Elisabeth Weems | Apr 23, 2018
HPVC 2018
Photos by Jacob Brausch

Mechanical engineering students take third place for third year at human powered vehicle competition

Elisabeth Weems | Apr 23, 2018

Photos by Jacob Brausch

Ohio University’s team proved good things come in threes at the American Society of Mechanical Engineers (ASME) 2018 Human Powered Vehicle Challenge (HPVC) East Competition earlier this month, with a third-place finish for the third consecutive year and a win for sportsmanship.

“Team Scorpion” competed alongside 45 student teams from April 13-15 at Penn State University in design and safety tests, drag races, and a two-and-a-half-hour endurance races among two-, three- and four-wheeled human-powered vehicles.

Drag races focused on speed, while the endurance race challenged competitors with a relay race complete with hills, turns and obstacles like speed bumps and rumble strips. OHIO’s 14 team members brought home six awards total: the sportsmanship award; third place in design, endurance and women’s drag race events; and fourth in men’s drag races and thirteenth in innovation.

Nathaniel McNees, a Russ College mechanical engineering sophomore and Team Scorpion’s leader, said changing the vehicle’s design from tricycle to bicycle led to major improvements in both speed and weight.

“As a group, we spent more than 1,300 hours on this project between meetings, design and manufacturing,” McNees said. “We went away from the three-wheeled design of years past and created a medium height recumbent bicycle this year, which led to improvements in a record top speed of 40 mph, and our vehicle frame weight reaching an all-time low.”

Mechanical engineering graduate student Jane Oberhauser said the design changes will elicit even more improvements in the future.

“There was a steep learning curve for riding the endurance course and how to take off in the drag race – it’s exciting because there are so many things we can make better next year,” Oberhauser said. “We earned third with room to grow, and there are a lot of motivated individuals who can take us to that first place spot next year”

Russ College Technician Joey Boyle has assisted the HPVC team with design and construction for the last three competitions.

“Watching the students teach each other how to use the tools in my shop is the most rewarding,” Boyle said.

While 14 members traveled to compete, about 25 students worked on the bike throughout the year, which highlighted the importance of teamwork, said mechanical engineering junior Robert Orszycki.

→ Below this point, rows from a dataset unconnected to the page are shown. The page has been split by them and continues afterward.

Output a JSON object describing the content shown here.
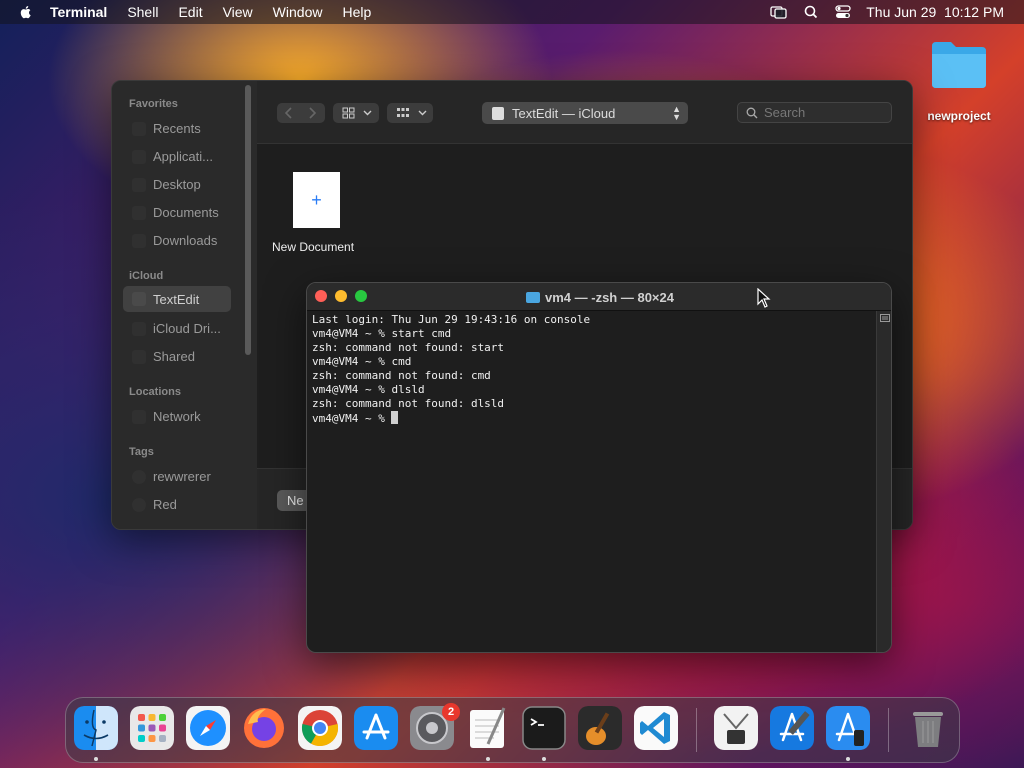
{
  "menubar": {
    "app_name": "Terminal",
    "items": [
      "Shell",
      "Edit",
      "View",
      "Window",
      "Help"
    ],
    "clock": "Thu Jun 29  10:12 PM"
  },
  "desktop": {
    "folder_label": "newproject"
  },
  "textedit_panel": {
    "sidebar": {
      "favorites_header": "Favorites",
      "favorites": [
        "Recents",
        "Applicati...",
        "Desktop",
        "Documents",
        "Downloads"
      ],
      "icloud_header": "iCloud",
      "icloud": [
        "TextEdit",
        "iCloud Dri...",
        "Shared"
      ],
      "locations_header": "Locations",
      "locations": [
        "Network"
      ],
      "tags_header": "Tags",
      "tags": [
        "rewwrerer",
        "Red"
      ]
    },
    "location_popup": "TextEdit — iCloud",
    "search_placeholder": "Search",
    "new_document_label": "New Document",
    "new_document_plus": "+",
    "new_button_label": "Ne"
  },
  "terminal": {
    "title": "vm4 — -zsh — 80×24",
    "lines": [
      "Last login: Thu Jun 29 19:43:16 on console",
      "vm4@VM4 ~ % start cmd",
      "zsh: command not found: start",
      "vm4@VM4 ~ % cmd",
      "zsh: command not found: cmd",
      "vm4@VM4 ~ % dlsld",
      "zsh: command not found: dlsld"
    ],
    "prompt": "vm4@VM4 ~ % "
  },
  "dock": {
    "settings_badge": "2",
    "apps": [
      "finder-icon",
      "launchpad-icon",
      "safari-icon",
      "firefox-icon",
      "chrome-icon",
      "app-store-icon",
      "system-settings-icon",
      "textedit-icon",
      "terminal-icon",
      "garageband-icon",
      "vscode-icon",
      "archive-utility-icon",
      "xcode-icon",
      "simulator-icon",
      "trash-icon"
    ]
  },
  "colors": {
    "close": "#ff5f57",
    "minimize": "#febc2e",
    "zoom": "#28c840",
    "accent": "#2a7cf5"
  }
}
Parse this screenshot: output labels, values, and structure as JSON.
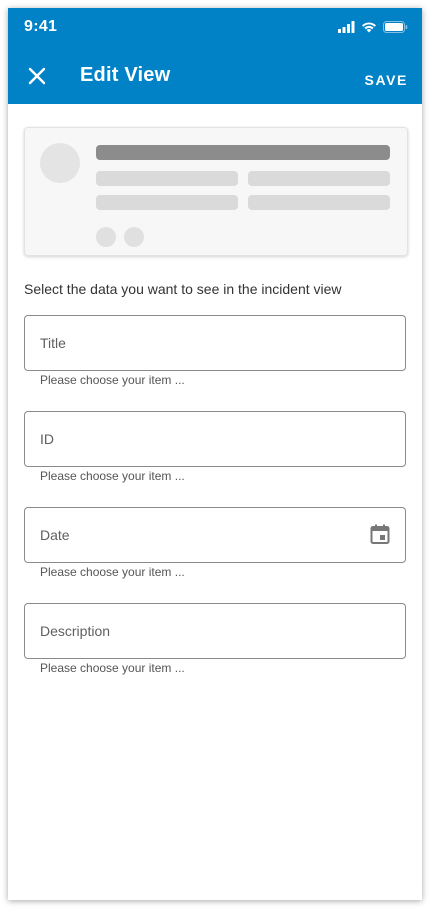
{
  "status_bar": {
    "time": "9:41"
  },
  "app_bar": {
    "title": "Edit View",
    "save_label": "SAVE"
  },
  "instruction": "Select the data you want to see in the incident view",
  "fields": [
    {
      "label": "Title",
      "hint": "Please choose your item ..."
    },
    {
      "label": "ID",
      "hint": "Please choose your item ..."
    },
    {
      "label": "Date",
      "hint": "Please choose your item ..."
    },
    {
      "label": "Description",
      "hint": "Please choose your item ..."
    }
  ],
  "icons": {
    "close": "close-icon",
    "calendar": "calendar-icon",
    "signal": "signal-icon",
    "wifi": "wifi-icon",
    "battery": "battery-icon"
  },
  "colors": {
    "primary": "#0282c6",
    "border": "#8a8a8a",
    "skeleton_dark": "#8c8c8c",
    "skeleton_light": "#dadada"
  }
}
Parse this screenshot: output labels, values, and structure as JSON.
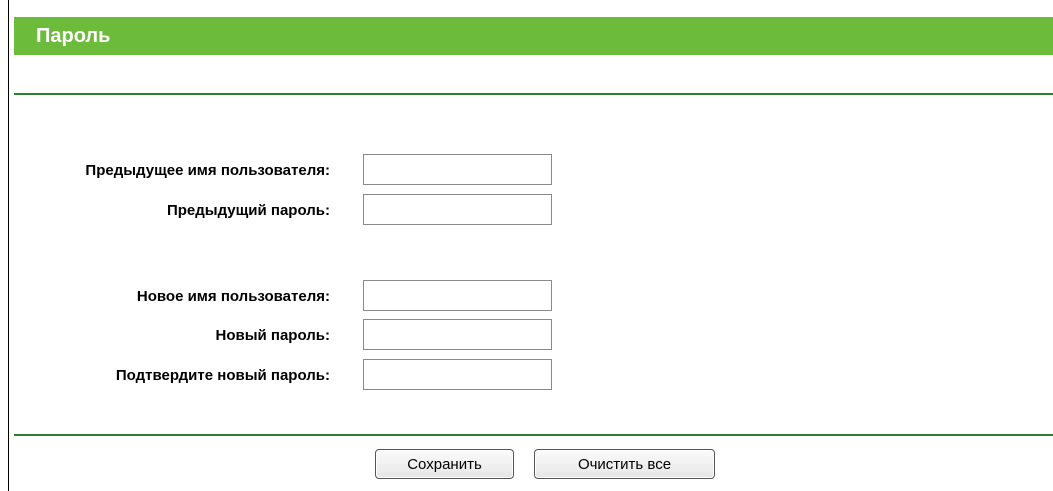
{
  "header": {
    "title": "Пароль"
  },
  "form": {
    "old_username": {
      "label": "Предыдущее имя пользователя:",
      "value": ""
    },
    "old_password": {
      "label": "Предыдущий пароль:",
      "value": ""
    },
    "new_username": {
      "label": "Новое имя пользователя:",
      "value": ""
    },
    "new_password": {
      "label": "Новый пароль:",
      "value": ""
    },
    "confirm_password": {
      "label": "Подтвердите новый пароль:",
      "value": ""
    }
  },
  "buttons": {
    "save_label": "Сохранить",
    "clear_label": "Очистить все"
  },
  "colors": {
    "header_bg": "#6cbb3a",
    "divider": "#2f7d32",
    "header_text": "#ffffff"
  }
}
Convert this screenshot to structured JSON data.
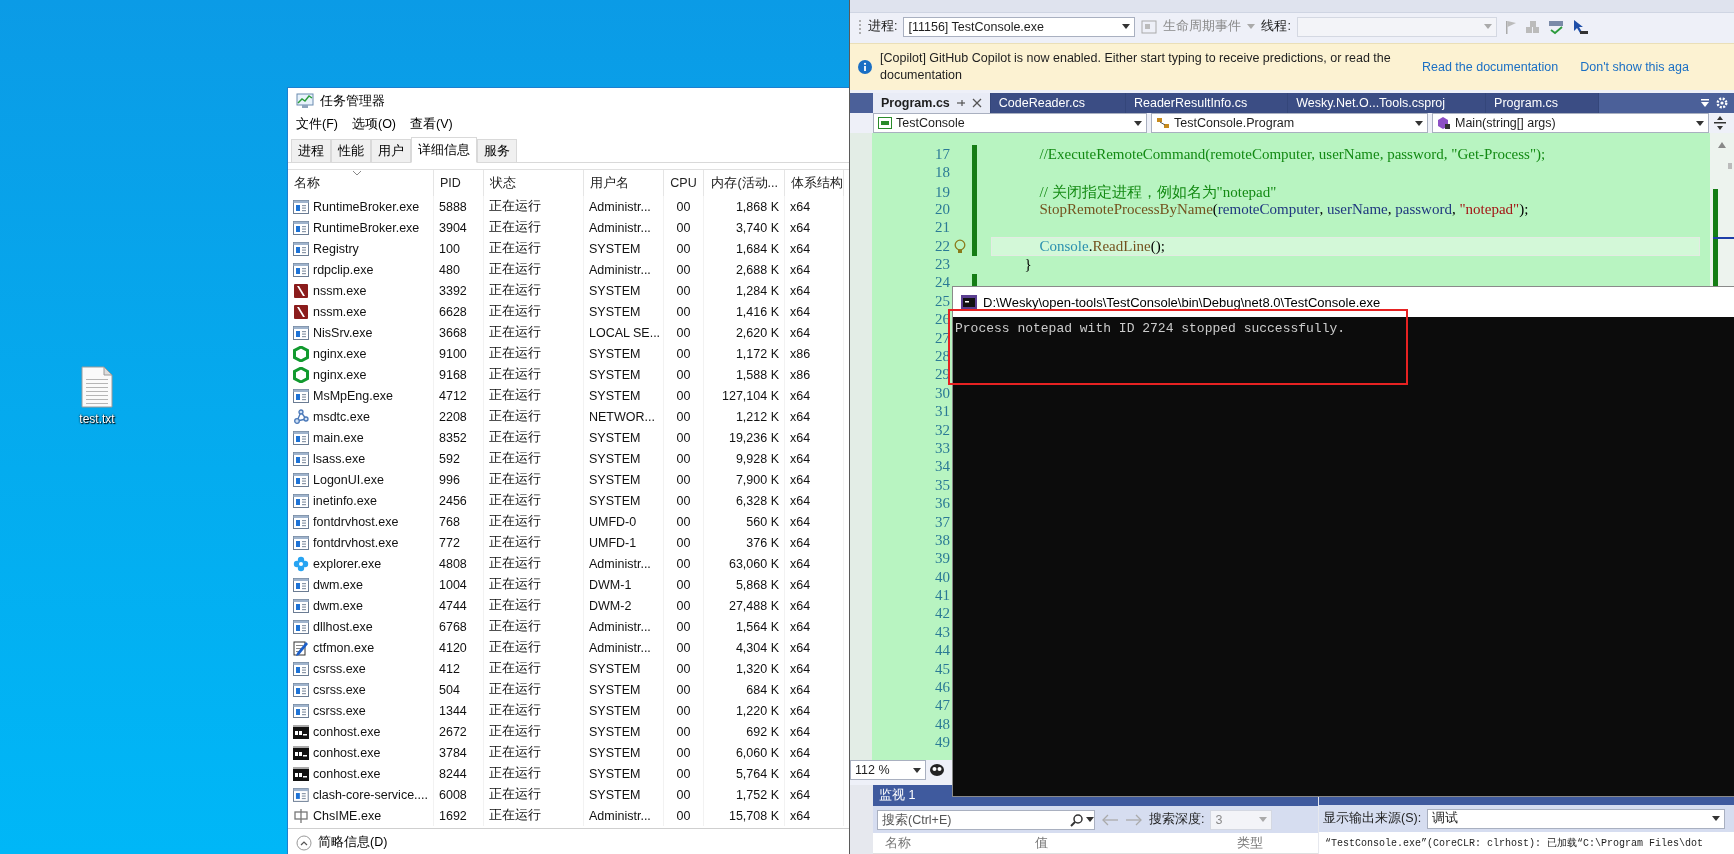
{
  "desktop": {
    "icons": [
      {
        "label": "test.txt"
      }
    ]
  },
  "task_manager": {
    "title": "任务管理器",
    "menu": [
      "文件(F)",
      "选项(O)",
      "查看(V)"
    ],
    "tabs": [
      {
        "label": "进程",
        "selected": false
      },
      {
        "label": "性能",
        "selected": false
      },
      {
        "label": "用户",
        "selected": false
      },
      {
        "label": "详细信息",
        "selected": true
      },
      {
        "label": "服务",
        "selected": false
      }
    ],
    "columns": [
      "名称",
      "PID",
      "状态",
      "用户名",
      "CPU",
      "内存(活动...",
      "体系结构"
    ],
    "rows": [
      {
        "kind": "app",
        "name": "RuntimeBroker.exe",
        "pid": "5888",
        "status": "正在运行",
        "user": "Administr...",
        "cpu": "00",
        "memory": "1,868 K",
        "arch": "x64"
      },
      {
        "kind": "app",
        "name": "RuntimeBroker.exe",
        "pid": "3904",
        "status": "正在运行",
        "user": "Administr...",
        "cpu": "00",
        "memory": "3,740 K",
        "arch": "x64"
      },
      {
        "kind": "app",
        "name": "Registry",
        "pid": "100",
        "status": "正在运行",
        "user": "SYSTEM",
        "cpu": "00",
        "memory": "1,684 K",
        "arch": "x64"
      },
      {
        "kind": "app",
        "name": "rdpclip.exe",
        "pid": "480",
        "status": "正在运行",
        "user": "Administr...",
        "cpu": "00",
        "memory": "2,688 K",
        "arch": "x64"
      },
      {
        "kind": "nssm",
        "name": "nssm.exe",
        "pid": "3392",
        "status": "正在运行",
        "user": "SYSTEM",
        "cpu": "00",
        "memory": "1,284 K",
        "arch": "x64"
      },
      {
        "kind": "nssm",
        "name": "nssm.exe",
        "pid": "6628",
        "status": "正在运行",
        "user": "SYSTEM",
        "cpu": "00",
        "memory": "1,416 K",
        "arch": "x64"
      },
      {
        "kind": "app",
        "name": "NisSrv.exe",
        "pid": "3668",
        "status": "正在运行",
        "user": "LOCAL SE...",
        "cpu": "00",
        "memory": "2,620 K",
        "arch": "x64"
      },
      {
        "kind": "nginx",
        "name": "nginx.exe",
        "pid": "9100",
        "status": "正在运行",
        "user": "SYSTEM",
        "cpu": "00",
        "memory": "1,172 K",
        "arch": "x86"
      },
      {
        "kind": "nginx",
        "name": "nginx.exe",
        "pid": "9168",
        "status": "正在运行",
        "user": "SYSTEM",
        "cpu": "00",
        "memory": "1,588 K",
        "arch": "x86"
      },
      {
        "kind": "app",
        "name": "MsMpEng.exe",
        "pid": "4712",
        "status": "正在运行",
        "user": "SYSTEM",
        "cpu": "00",
        "memory": "127,104 K",
        "arch": "x64"
      },
      {
        "kind": "msdtc",
        "name": "msdtc.exe",
        "pid": "2208",
        "status": "正在运行",
        "user": "NETWOR...",
        "cpu": "00",
        "memory": "1,212 K",
        "arch": "x64"
      },
      {
        "kind": "app",
        "name": "main.exe",
        "pid": "8352",
        "status": "正在运行",
        "user": "SYSTEM",
        "cpu": "00",
        "memory": "19,236 K",
        "arch": "x64"
      },
      {
        "kind": "app",
        "name": "lsass.exe",
        "pid": "592",
        "status": "正在运行",
        "user": "SYSTEM",
        "cpu": "00",
        "memory": "9,928 K",
        "arch": "x64"
      },
      {
        "kind": "app",
        "name": "LogonUI.exe",
        "pid": "996",
        "status": "正在运行",
        "user": "SYSTEM",
        "cpu": "00",
        "memory": "7,900 K",
        "arch": "x64"
      },
      {
        "kind": "app",
        "name": "inetinfo.exe",
        "pid": "2456",
        "status": "正在运行",
        "user": "SYSTEM",
        "cpu": "00",
        "memory": "6,328 K",
        "arch": "x64"
      },
      {
        "kind": "app",
        "name": "fontdrvhost.exe",
        "pid": "768",
        "status": "正在运行",
        "user": "UMFD-0",
        "cpu": "00",
        "memory": "560 K",
        "arch": "x64"
      },
      {
        "kind": "app",
        "name": "fontdrvhost.exe",
        "pid": "772",
        "status": "正在运行",
        "user": "UMFD-1",
        "cpu": "00",
        "memory": "376 K",
        "arch": "x64"
      },
      {
        "kind": "explorer",
        "name": "explorer.exe",
        "pid": "4808",
        "status": "正在运行",
        "user": "Administr...",
        "cpu": "00",
        "memory": "63,060 K",
        "arch": "x64"
      },
      {
        "kind": "app",
        "name": "dwm.exe",
        "pid": "1004",
        "status": "正在运行",
        "user": "DWM-1",
        "cpu": "00",
        "memory": "5,868 K",
        "arch": "x64"
      },
      {
        "kind": "app",
        "name": "dwm.exe",
        "pid": "4744",
        "status": "正在运行",
        "user": "DWM-2",
        "cpu": "00",
        "memory": "27,488 K",
        "arch": "x64"
      },
      {
        "kind": "app",
        "name": "dllhost.exe",
        "pid": "6768",
        "status": "正在运行",
        "user": "Administr...",
        "cpu": "00",
        "memory": "1,564 K",
        "arch": "x64"
      },
      {
        "kind": "ctfmon",
        "name": "ctfmon.exe",
        "pid": "4120",
        "status": "正在运行",
        "user": "Administr...",
        "cpu": "00",
        "memory": "4,304 K",
        "arch": "x64"
      },
      {
        "kind": "app",
        "name": "csrss.exe",
        "pid": "412",
        "status": "正在运行",
        "user": "SYSTEM",
        "cpu": "00",
        "memory": "1,320 K",
        "arch": "x64"
      },
      {
        "kind": "app",
        "name": "csrss.exe",
        "pid": "504",
        "status": "正在运行",
        "user": "SYSTEM",
        "cpu": "00",
        "memory": "684 K",
        "arch": "x64"
      },
      {
        "kind": "app",
        "name": "csrss.exe",
        "pid": "1344",
        "status": "正在运行",
        "user": "SYSTEM",
        "cpu": "00",
        "memory": "1,220 K",
        "arch": "x64"
      },
      {
        "kind": "console",
        "name": "conhost.exe",
        "pid": "2672",
        "status": "正在运行",
        "user": "SYSTEM",
        "cpu": "00",
        "memory": "692 K",
        "arch": "x64"
      },
      {
        "kind": "console",
        "name": "conhost.exe",
        "pid": "3784",
        "status": "正在运行",
        "user": "SYSTEM",
        "cpu": "00",
        "memory": "6,060 K",
        "arch": "x64"
      },
      {
        "kind": "console",
        "name": "conhost.exe",
        "pid": "8244",
        "status": "正在运行",
        "user": "SYSTEM",
        "cpu": "00",
        "memory": "5,764 K",
        "arch": "x64"
      },
      {
        "kind": "app",
        "name": "clash-core-service....",
        "pid": "6008",
        "status": "正在运行",
        "user": "SYSTEM",
        "cpu": "00",
        "memory": "1,752 K",
        "arch": "x64"
      },
      {
        "kind": "ime",
        "name": "ChsIME.exe",
        "pid": "1692",
        "status": "正在运行",
        "user": "Administr...",
        "cpu": "00",
        "memory": "15,708 K",
        "arch": "x64"
      }
    ],
    "footer": "简略信息(D)"
  },
  "visual_studio": {
    "debug_toolbar": {
      "process_label": "进程:",
      "process": "[11156] TestConsole.exe",
      "lifecycle": {
        "label": "生命周期事件",
        "disabled": true
      },
      "thread_label": "线程:"
    },
    "info_bar": {
      "message": "[Copilot] GitHub Copilot is now enabled. Either start typing to receive predictions, or read the documentation",
      "links": [
        "Read the documentation",
        "Don't show this aga"
      ]
    },
    "tabs": [
      {
        "label": "Program.cs",
        "selected": true
      },
      {
        "label": "CodeReader.cs",
        "selected": false
      },
      {
        "label": "ReaderResultInfo.cs",
        "selected": false
      },
      {
        "label": "Wesky.Net.O...Tools.csproj",
        "selected": false
      },
      {
        "label": "Program.cs",
        "selected": false
      }
    ],
    "nav": [
      "TestConsole",
      "TestConsole.Program",
      "Main(string[] args)"
    ],
    "editor": {
      "lines": [
        {
          "number": "17",
          "changed": true,
          "current": false,
          "tokens": [
            {
              "kind": "comment",
              "text": "          //ExecuteRemoteCommand(remoteComputer, userName, password, \"Get-Process\");"
            }
          ]
        },
        {
          "number": "18",
          "changed": true,
          "current": false
        },
        {
          "number": "19",
          "changed": true,
          "current": false,
          "tokens": [
            {
              "kind": "comment",
              "text": "          // 关闭指定进程，例如名为\"notepad\""
            }
          ]
        },
        {
          "number": "20",
          "changed": true,
          "current": false,
          "tokens": [
            {
              "kind": "method",
              "text": "          StopRemoteProcessByName"
            },
            {
              "kind": "plain",
              "text": "("
            },
            {
              "kind": "param",
              "text": "remoteComputer"
            },
            {
              "kind": "plain",
              "text": ", "
            },
            {
              "kind": "param",
              "text": "userName"
            },
            {
              "kind": "plain",
              "text": ", "
            },
            {
              "kind": "param",
              "text": "password"
            },
            {
              "kind": "plain",
              "text": ", "
            },
            {
              "kind": "string",
              "text": "\"notepad\""
            },
            {
              "kind": "plain",
              "text": ");"
            }
          ]
        },
        {
          "number": "21",
          "changed": true,
          "current": false
        },
        {
          "number": "22",
          "changed": true,
          "current": true,
          "tokens": [
            {
              "kind": "type",
              "text": "          Console"
            },
            {
              "kind": "plain",
              "text": "."
            },
            {
              "kind": "method",
              "text": "ReadLine"
            },
            {
              "kind": "plain",
              "text": "();"
            }
          ]
        },
        {
          "number": "23",
          "changed": false,
          "current": false,
          "tokens": [
            {
              "kind": "plain",
              "text": "      }"
            }
          ]
        },
        {
          "number": "24",
          "changed": true,
          "current": false
        },
        {
          "number": "25"
        },
        {
          "number": "26"
        },
        {
          "number": "27"
        },
        {
          "number": "28"
        },
        {
          "number": "29"
        },
        {
          "number": "30"
        },
        {
          "number": "31"
        },
        {
          "number": "32"
        },
        {
          "number": "33"
        },
        {
          "number": "34"
        },
        {
          "number": "35"
        },
        {
          "number": "36"
        },
        {
          "number": "37"
        },
        {
          "number": "38"
        },
        {
          "number": "39"
        },
        {
          "number": "40"
        },
        {
          "number": "41"
        },
        {
          "number": "42"
        },
        {
          "number": "43"
        },
        {
          "number": "44"
        },
        {
          "number": "45"
        },
        {
          "number": "46"
        },
        {
          "number": "47"
        },
        {
          "number": "48"
        },
        {
          "number": "49"
        }
      ]
    },
    "zoom": "112 %",
    "watch": {
      "title": "监视 1",
      "search_placeholder": "搜索(Ctrl+E)",
      "depth_label": "搜索深度:",
      "depth": "3",
      "columns": [
        "名称",
        "值",
        "类型"
      ]
    },
    "output": {
      "source_label": "显示输出来源(S):",
      "source": "调试",
      "lines": [
        "“TestConsole.exe”(CoreCLR: clrhost): 已加载“C:\\Program Files\\dot"
      ]
    }
  },
  "console": {
    "title": "D:\\Wesky\\open-tools\\TestConsole\\bin\\Debug\\net8.0\\TestConsole.exe",
    "output": [
      "Process notepad with ID 2724 stopped successfully."
    ]
  }
}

“The greatest lesson I took from this experience is that it takes teamwork to be successful,” Orszycki said. “One person alone cannot accomplish what our organization has done this year.”

Colleen Carow and Anna Hartenbach contributed to this story.